Recent prosecutions of former presidents could also bolster justice advocates in places like The Gambia, where a truth and reconciliation commission is investigating charges against former dictator Yaya Jammeh. Now in exile in Equatorial Guinea, he ruled the small West African state with iron first for 22 years, before losing elections in 2017.

never easy

For now, however, any effort at justice will face enormous obstacles.

Mr Sankara’s trial saw 100 witnesses testify and lasted 27 years, according to Ferdinand Nzepa, a France-based lawyer who played a leading role on the team representing the Sankara family. “We fought hard and couldn’t imagine there would be a trial at the end,” Mr Nzepa said.
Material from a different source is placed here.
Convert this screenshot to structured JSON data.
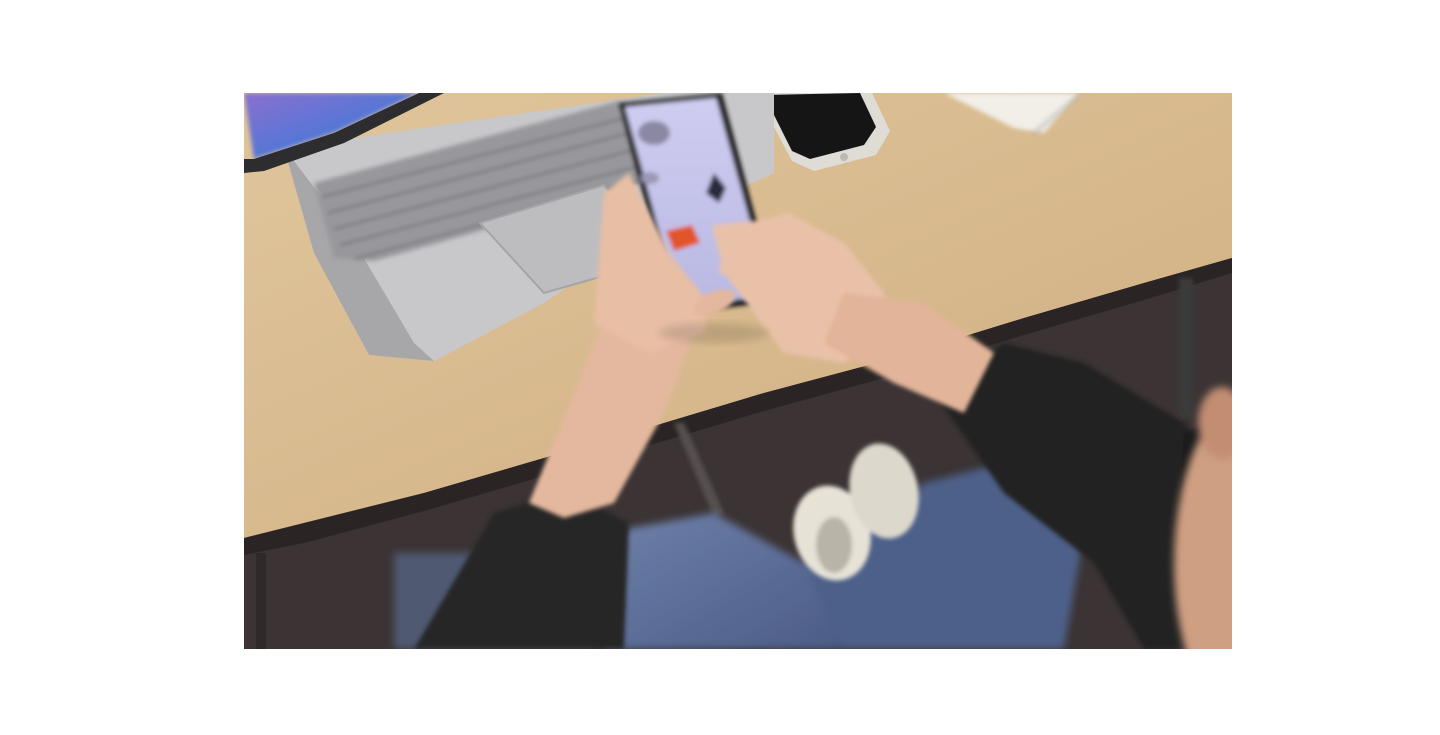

A separate investigation is underway into possible foreign involvement in Mr. Sankara’s assassination. He was hostile to US and French Cold War economic policy, and US diplomatic cables emerged showing that US officials were considering overthrowing him.

The verdict is not yet set in stone. Later this month, lawyers for the convicted men are expected to return to the heavily guarded boardroom-turned-courtroom to appeal last week’s verdicts.

Paul Sankara, brother of the slain leader, hopes the sentences will be upheld. “Some would say it was a harsh verdict, but no – nothing can make up for his murder,” he says. “I think it was a fair verdict.”

Elna M. Lemons